For startups, they need to embark on a steady process of education and engagement with potential clients.  If there is a risk aversion on the part of a customer to use a startup or new product/service, then it’s up to the startup to do everything it can to allay these concerns and build credibility.  For organisations, and in James Chin Moody’s case, the government, they need to have an open mindset and to want to be ahead of the curve and innovate themselves: to want to be better than the status quo.

After all it takes two to tango.

What do Jules Verne novels and startup lawyers have in common?

Being a legal advisor to a startup is less akin to the Grisham novel The Firm and rather more to Verne’s Journey to the Centre of the Earth.  Just like in the novel, everyone involved in the startup (including the lawyer) embarks on an adventure down to the depths of the unknown, descending into a proverbial volcano.  Each unique adventure presents challenges and obstacles along the way which must be tackled and overcome together.  Some raise you up to the highest of heights and others bring you right back down to (the centre of the) earth!  But like all adventures, being part of a startup’s journey you learn, grown and importantly, have fun.

 Contrary to common assumption, a startup lawyer’s role is not just to hand out contracts and render fees. We need to be part of the team, strive to be considered valuable contributors of opinion and guidance for business decisions and utilised to leverage our extensive networks for the better of the startup and the ‘ecosystem’ as a whole.  Historically service providers have been viewed as ‘leeches’ who look to suck any value out of the startup as soon as it emerges; they may still be seen hovering around startup functions stalking their prey!  But I believe their days are numbered as startups become more savvy and discerning in the way they engage with and utilise their legal advisers.  The advisers startups are now consciously seeking are those who operate under a different ethos; they believe in doing their bit to help create value, and not extract it.  The core values of Startup Grind pretty much sum it up:

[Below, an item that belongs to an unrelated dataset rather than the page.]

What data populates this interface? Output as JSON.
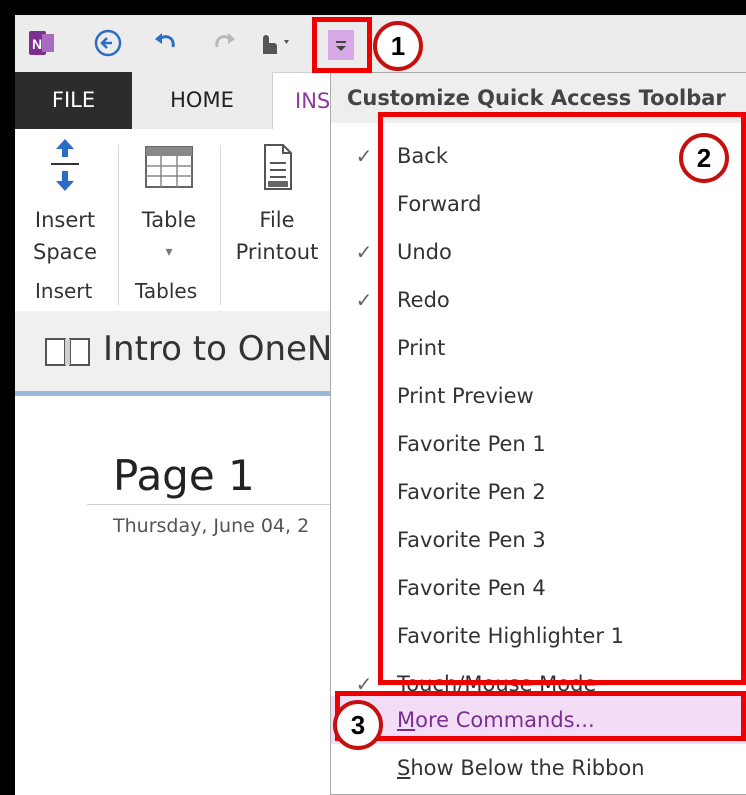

  • We believe in making friends, not contacts.
  • We believe in giving, not taking.
  • We believe in helping others before helping yourself.